Multiple panels mentioned the importance of documenting the fullness of Black humanity. Scholars in the first panel, remarked on the tendency for research to address Blackness and technology from a deficit model under the guise of statistics about the digital divide. This space honored Black creativity and had a committed ethos to truly loving Black people. A love of Black people necessitates care and an understanding of the possibility of harm and belief in repair (Yusef Omowale). Yusef evoked Fred Moten and reminded the audience that “for us our understanding is that we are willing for the archive to burn. That the archive is not what is precious, our lives are precious.” Syreeta Gates’ brilliant framework of memory work as a flower business to demonstrate reverence and appreciation to honor folks and their legacy.

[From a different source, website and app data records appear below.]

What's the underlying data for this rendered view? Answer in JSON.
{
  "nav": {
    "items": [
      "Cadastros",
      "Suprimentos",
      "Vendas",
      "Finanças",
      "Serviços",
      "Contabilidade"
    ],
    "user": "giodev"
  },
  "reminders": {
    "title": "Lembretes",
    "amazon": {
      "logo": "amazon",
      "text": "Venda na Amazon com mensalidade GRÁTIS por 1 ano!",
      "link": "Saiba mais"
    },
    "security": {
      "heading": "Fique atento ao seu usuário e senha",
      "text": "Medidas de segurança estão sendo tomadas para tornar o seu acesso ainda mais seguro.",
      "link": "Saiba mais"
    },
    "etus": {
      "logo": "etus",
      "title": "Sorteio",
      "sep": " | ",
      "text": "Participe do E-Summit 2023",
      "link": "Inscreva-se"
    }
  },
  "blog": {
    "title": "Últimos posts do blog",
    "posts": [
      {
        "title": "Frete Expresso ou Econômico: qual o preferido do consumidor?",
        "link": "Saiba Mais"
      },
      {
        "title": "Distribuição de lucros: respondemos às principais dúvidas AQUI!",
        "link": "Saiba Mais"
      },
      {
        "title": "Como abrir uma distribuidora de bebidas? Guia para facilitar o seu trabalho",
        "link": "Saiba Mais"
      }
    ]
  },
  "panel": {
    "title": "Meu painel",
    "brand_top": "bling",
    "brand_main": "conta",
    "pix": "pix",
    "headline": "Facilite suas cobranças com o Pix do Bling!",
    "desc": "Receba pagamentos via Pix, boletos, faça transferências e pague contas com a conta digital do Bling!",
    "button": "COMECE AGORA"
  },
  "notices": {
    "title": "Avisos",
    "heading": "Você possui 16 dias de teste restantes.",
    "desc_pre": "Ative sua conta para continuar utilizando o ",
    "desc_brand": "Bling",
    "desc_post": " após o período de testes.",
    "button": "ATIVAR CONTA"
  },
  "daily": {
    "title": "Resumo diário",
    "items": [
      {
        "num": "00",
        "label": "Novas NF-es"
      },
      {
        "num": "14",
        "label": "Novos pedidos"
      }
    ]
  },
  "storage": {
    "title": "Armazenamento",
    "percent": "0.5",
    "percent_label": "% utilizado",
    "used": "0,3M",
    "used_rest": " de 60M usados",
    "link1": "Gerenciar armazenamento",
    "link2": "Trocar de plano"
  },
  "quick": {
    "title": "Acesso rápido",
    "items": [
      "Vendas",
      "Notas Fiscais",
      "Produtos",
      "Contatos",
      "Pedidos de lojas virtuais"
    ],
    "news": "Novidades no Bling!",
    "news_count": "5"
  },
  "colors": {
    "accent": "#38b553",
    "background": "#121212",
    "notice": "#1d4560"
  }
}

Archiving the Black Web created a space for fellowship and mission alignment. It demonstrated the opportunities before us and the importance of Black stewardship, love, and care in web archiving. With acknowledgement that this will take resources, skills, and developed expertise. The task is mighty before us, yet we must remember web archiving is not meant to be done alone (Zakiya Collier) and the importance of each of us taking a corner (Makiba Foster). With all the gems I am taking with me from this space, I will commit to determining which corner I will tend to and steward.
Andre Brock cited the powerful poem, Technology and Ethos by Amiri Baraka in the opening panel reminding us to recall the power of this piece. Baraka’s words are clear, “creation powered by the Black ethos brings very special results” and this is the essence of what we experienced about who we have always been, who we are and who we will become.
Archiving the Black Web yielded special results and gifted us with an energy renewal of epic proportions. I am still basking in the glory of the art of replay as it lives where it should on the stage of the world wide web – the vibe check is clear – the audacity, boldness and unapologetic stance of centering Black collective institutions pays homage to the ancestors and charts our course for the future. We can give ourselves even more by returning to spaces and gathering our truths, quilting them together and stitching our proverbial Black ethos through the intersections of our work as memory keepers.
Our spaces centering Blackness replenish us in ways that are irrefutable. Archiving the Black Web is now firmly grounded and rooted in the cultivation of the joy and resistance we find in being memory workers giving us permanence in the power of what we can yield together. We know intuitively that our work thrives on our connections with one another, and the archive reflects how humans process and gather information. We are keepers of the culture and our ability to be capacious in our understanding of what should be valued ensures that stories told in the future will always include us. May we continue to bear the fruit of our labor. Asé.